TSA plan would hurt new Atlanta reliever airport
Paulding County Regional airport just opened in November, but its promising future as a major general aviation reliever airport for Atlanta Hartsfield could be threatened by the proposed Large Aircraft Security Program (LASP), AOPA Airport Support Network volunteer John F. Betsill Jr. testified last week.
The Transportation Security Administration’s (TSA’s) proposed security program targets aircraft weighing more than 12,500 pounds—the very aircraft and operators that would likely be attracted to Paulding County Regional. The airport is the first jet-capable facility to be built in Georgia in more than 30 years.
The plan would require criminal history record checks for crew members, matching passengers to TSA watch and no-fly lists, checking passengers and baggage for dangerous weapons or prohibited items, and paying for biennial third-party audits.
The goal of having Paulding County Regional become a major GA reliever airport “will be more difficult to attain by applying airline security standards to individual aircraft owners and under Part 91,” said Betsill in his testimony during a TSA public hearing Jan. 8 in Atlanta. About 250 people attended the meeting, with 60 testifying on the impact the proposed rule would have on their flight operations and businesses.
Betsill explained that the proposal doesn’t take into account the inherent differences between commercial and private operations and inquired as to why the joint AOPA-TSA Airport Watch Program couldn’t achieve the same level of security.
Under the current LASP proposal, 312 airports would be affected. AOPA’s fear is that security officials would later try to expand the program to the more than 4,300 public-use airports across the United States, including Paulding County.
“Paulding County Regional Airport has the potential to enhance the economic development of Paulding County and the surrounding area,” Betsill said. “That potential will be curtailed by imposing costly and burdensome operations requirements on aircraft owners and operators.”
In addition, Betsill echoed AOPA’s concerns about the proposal, including the unprecedented intrusion of regulation on GA, the lack of justification for setting the weight requirement at 12,500 pounds, the fear that the proposal could be expanded to all airports and GA aircraft, and the alarming requirement that aircraft operators must pay for third-party audits—unsubsidized payments for an outsourced governmental function. Regarding the third-party audits, AOPA believes the government should pay for the service instead of the operator. The association also is concerned that a system for auditor accountability has not yet been developed.
During the meeting, the TSA advised attendees that the proposed rules did not apply to foreign-registered aircraft.
“Everyone in attendance was shocked,” said AOPA Vice President of Security Craig Spence. “The fact that foreign registered aircraft will not be covered is further evidence that the TSA has missed the mark and calls into question any justification for the rule.”
AOPA is working to find out what’s behind the TSA’s reasoning.
More public meetings about the LASP are scheduled for: Jan. 16 in Chicago; Jan. 23 in Burbank, Calif.; and Jan. 28 in Houston. AOPA encourages members to attend the meetings and voice their concerns about the proposal. See the public notice for meeting details.

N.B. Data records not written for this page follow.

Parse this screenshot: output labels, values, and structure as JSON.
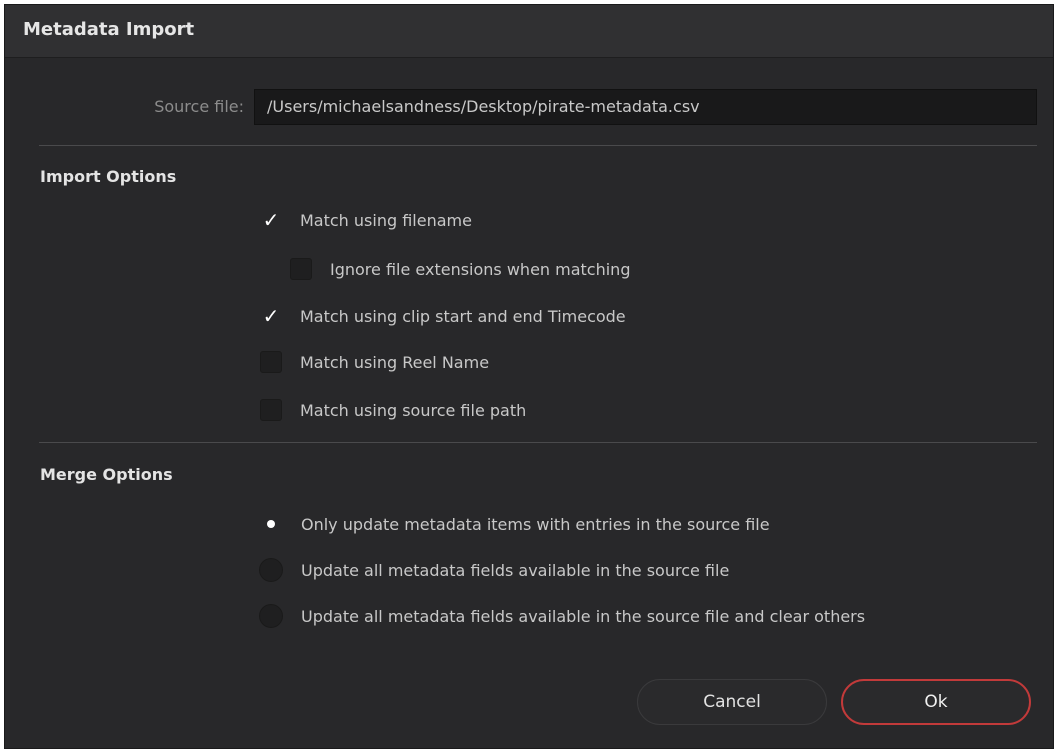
{
  "dialog": {
    "title": "Metadata Import",
    "source_label": "Source file:",
    "source_value": "/Users/michaelsandness/Desktop/pirate-metadata.csv"
  },
  "import_options": {
    "heading": "Import Options",
    "items": [
      {
        "label": "Match using filename",
        "checked": true
      },
      {
        "label": "Ignore file extensions when matching",
        "checked": false
      },
      {
        "label": "Match using clip start and end Timecode",
        "checked": true
      },
      {
        "label": "Match using Reel Name",
        "checked": false
      },
      {
        "label": "Match using source file path",
        "checked": false
      }
    ]
  },
  "merge_options": {
    "heading": "Merge Options",
    "items": [
      {
        "label": "Only update metadata items with entries in the source file",
        "selected": true
      },
      {
        "label": "Update all metadata fields available in the source file",
        "selected": false
      },
      {
        "label": "Update all metadata fields available in the source file and clear others",
        "selected": false
      }
    ]
  },
  "buttons": {
    "cancel": "Cancel",
    "ok": "Ok"
  },
  "colors": {
    "dialog_bg": "#28282a",
    "accent_ok_border": "#c23a3a"
  },
  "icons": {
    "check": "✓",
    "radio_dot": "●"
  }
}
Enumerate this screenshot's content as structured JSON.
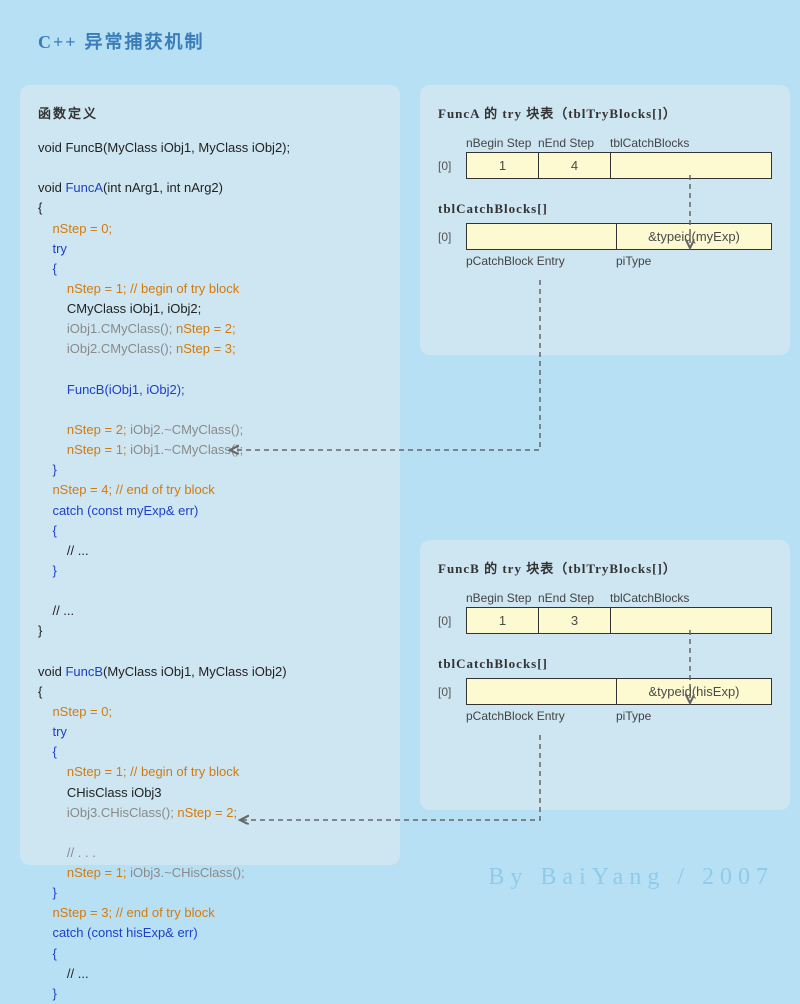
{
  "title": {
    "cpp": "C++",
    "rest": " 异常捕获机制"
  },
  "footer": "By BaiYang / 2007",
  "codePanel": {
    "header": "函数定义"
  },
  "code": {
    "l1a": "void FuncB(MyClass iObj1, MyClass iObj2);",
    "l2a": "void ",
    "l2b": "FuncA",
    "l2c": "(int nArg1, int nArg2)",
    "l3": "{",
    "l4": "nStep = 0;",
    "l5": "try",
    "l6": "{",
    "l7a": "nStep = 1; ",
    "l7b": "// begin of try block",
    "l8": "CMyClass iObj1, iObj2;",
    "l9a": "iObj1.CMyClass(); ",
    "l9b": "nStep = 2;",
    "l10a": "iObj2.CMyClass(); ",
    "l10b": "nStep = 3;",
    "l11": "FuncB(iObj1, iObj2);",
    "l12a": "nStep = 2; ",
    "l12b": "iObj2.~CMyClass();",
    "l13a": "nStep = 1; ",
    "l13b": "iObj1.~CMyClass();",
    "l14": "}",
    "l15a": "nStep = 4; ",
    "l15b": "// end of try block",
    "l16": "catch (const myExp& err)",
    "l17": "{",
    "l18": "// ...",
    "l19": "}",
    "l20": "// ...",
    "l21": "}",
    "m2a": "void ",
    "m2b": "FuncB",
    "m2c": "(MyClass iObj1, MyClass iObj2)",
    "m3": "{",
    "m4": "nStep = 0;",
    "m5": "try",
    "m6": "{",
    "m7a": "nStep = 1; ",
    "m7b": "// begin of try block",
    "m8": "CHisClass iObj3",
    "m9a": "iObj3.CHisClass(); ",
    "m9b": "nStep = 2;",
    "m10": "// . . .",
    "m11a": "nStep = 1; ",
    "m11b": "iObj3.~CHisClass();",
    "m14": "}",
    "m15a": "nStep = 3; ",
    "m15b": "// end of try block",
    "m16": "catch (const hisExp& err)",
    "m17": "{",
    "m18": "// ...",
    "m19": "}"
  },
  "panelA": {
    "header": "FuncA 的 try 块表（tblTryBlocks[]）",
    "labels": {
      "nBegin": "nBegin Step",
      "nEnd": "nEnd Step",
      "catch": "tblCatchBlocks"
    },
    "idx": "[0]",
    "nBegin": "1",
    "nEnd": "4",
    "subhead": "tblCatchBlocks[]",
    "typeid": "&typeid(myExp)",
    "below": {
      "entry": "pCatchBlock Entry",
      "pi": "piType"
    }
  },
  "panelB": {
    "header": "FuncB 的 try 块表（tblTryBlocks[]）",
    "labels": {
      "nBegin": "nBegin Step",
      "nEnd": "nEnd Step",
      "catch": "tblCatchBlocks"
    },
    "idx": "[0]",
    "nBegin": "1",
    "nEnd": "3",
    "subhead": "tblCatchBlocks[]",
    "typeid": "&typeid(hisExp)",
    "below": {
      "entry": "pCatchBlock Entry",
      "pi": "piType"
    }
  }
}
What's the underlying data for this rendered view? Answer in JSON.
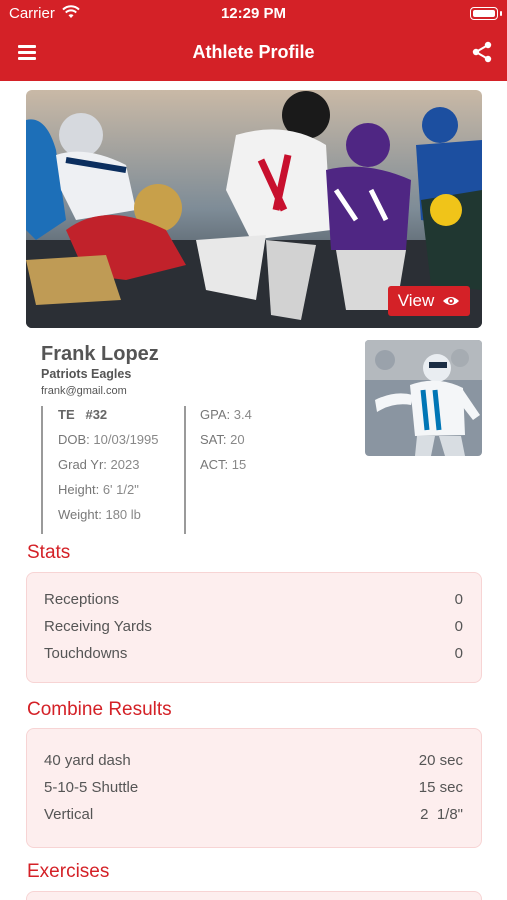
{
  "status_bar": {
    "carrier": "Carrier",
    "time": "12:29 PM"
  },
  "nav": {
    "title": "Athlete Profile"
  },
  "hero": {
    "view_label": "View"
  },
  "profile": {
    "name": "Frank Lopez",
    "team": "Patriots Eagles",
    "email": "frank@gmail.com",
    "position": "TE",
    "number": "#32",
    "dob_label": "DOB:",
    "dob": "10/03/1995",
    "grad_label": "Grad Yr:",
    "grad": "2023",
    "height_label": "Height:",
    "height": "6' 1/2\"",
    "weight_label": "Weight:",
    "weight": "180 lb",
    "gpa_label": "GPA:",
    "gpa": "3.4",
    "sat_label": "SAT:",
    "sat": "20",
    "act_label": "ACT:",
    "act": "15"
  },
  "stats": {
    "title": "Stats",
    "rows": [
      {
        "label": "Receptions",
        "value": "0"
      },
      {
        "label": "Receiving Yards",
        "value": "0"
      },
      {
        "label": "Touchdowns",
        "value": "0"
      }
    ]
  },
  "combine": {
    "title": "Combine Results",
    "rows": [
      {
        "label": "40 yard dash",
        "value": "20 sec"
      },
      {
        "label": "5-10-5 Shuttle",
        "value": "15 sec"
      },
      {
        "label": "Vertical",
        "value": "2  1/8\""
      }
    ]
  },
  "exercises": {
    "title": "Exercises"
  },
  "colors": {
    "accent": "#d42127",
    "card_bg": "#fdeeee"
  },
  "icons": {
    "menu": "hamburger-icon",
    "share": "share-icon",
    "view": "eye-icon"
  }
}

Even if you can’t make it in person, you can still make your voice heard by submitting your written comments using AOPA’s member action center.
January 12, 2009